Segment Open

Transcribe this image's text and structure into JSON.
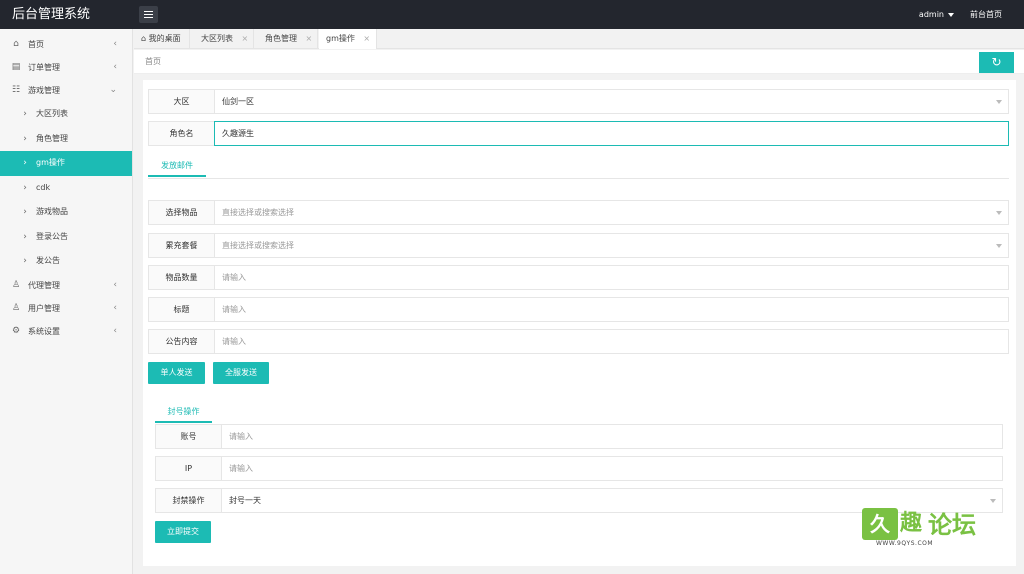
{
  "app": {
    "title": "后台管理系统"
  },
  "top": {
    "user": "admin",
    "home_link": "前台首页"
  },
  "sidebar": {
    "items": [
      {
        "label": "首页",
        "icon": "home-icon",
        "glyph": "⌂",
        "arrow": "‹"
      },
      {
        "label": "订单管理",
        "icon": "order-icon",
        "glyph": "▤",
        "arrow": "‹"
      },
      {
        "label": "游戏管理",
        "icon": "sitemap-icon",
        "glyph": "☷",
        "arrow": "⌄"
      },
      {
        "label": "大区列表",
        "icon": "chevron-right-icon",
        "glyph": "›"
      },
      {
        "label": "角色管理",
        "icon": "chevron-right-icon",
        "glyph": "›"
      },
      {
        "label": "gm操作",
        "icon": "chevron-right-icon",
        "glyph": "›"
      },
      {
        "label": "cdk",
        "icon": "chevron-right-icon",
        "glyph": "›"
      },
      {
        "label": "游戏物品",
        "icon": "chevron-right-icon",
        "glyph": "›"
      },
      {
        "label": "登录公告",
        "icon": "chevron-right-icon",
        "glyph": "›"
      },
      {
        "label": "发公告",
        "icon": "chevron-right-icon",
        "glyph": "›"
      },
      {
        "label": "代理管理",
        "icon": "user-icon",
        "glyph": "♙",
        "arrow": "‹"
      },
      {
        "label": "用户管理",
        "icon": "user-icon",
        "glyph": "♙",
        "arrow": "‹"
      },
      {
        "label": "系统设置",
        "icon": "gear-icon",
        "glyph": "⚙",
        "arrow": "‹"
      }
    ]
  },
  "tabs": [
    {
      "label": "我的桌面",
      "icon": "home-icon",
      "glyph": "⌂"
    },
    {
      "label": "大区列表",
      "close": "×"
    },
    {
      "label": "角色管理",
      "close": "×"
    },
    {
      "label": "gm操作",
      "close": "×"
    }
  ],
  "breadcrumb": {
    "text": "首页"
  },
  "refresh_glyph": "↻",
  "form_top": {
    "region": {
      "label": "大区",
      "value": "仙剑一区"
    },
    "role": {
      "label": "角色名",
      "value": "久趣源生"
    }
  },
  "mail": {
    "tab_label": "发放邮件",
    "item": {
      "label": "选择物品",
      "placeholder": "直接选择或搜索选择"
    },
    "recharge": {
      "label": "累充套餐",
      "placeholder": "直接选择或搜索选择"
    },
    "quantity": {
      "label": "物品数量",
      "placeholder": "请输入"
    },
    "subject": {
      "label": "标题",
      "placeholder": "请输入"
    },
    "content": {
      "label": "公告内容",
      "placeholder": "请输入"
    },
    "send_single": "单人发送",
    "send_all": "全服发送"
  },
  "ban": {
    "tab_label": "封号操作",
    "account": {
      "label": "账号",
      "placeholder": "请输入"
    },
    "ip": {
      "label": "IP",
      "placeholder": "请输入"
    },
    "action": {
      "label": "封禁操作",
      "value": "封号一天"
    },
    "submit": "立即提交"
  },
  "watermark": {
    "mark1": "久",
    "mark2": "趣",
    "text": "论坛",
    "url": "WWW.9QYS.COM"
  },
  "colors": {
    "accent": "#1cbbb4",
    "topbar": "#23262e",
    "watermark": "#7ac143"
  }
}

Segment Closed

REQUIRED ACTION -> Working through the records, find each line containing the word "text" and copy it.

SOLVED PROBLEM ->
Transcribe this image's text and structure into JSON.
    "text": "首页"
    "text": "论坛",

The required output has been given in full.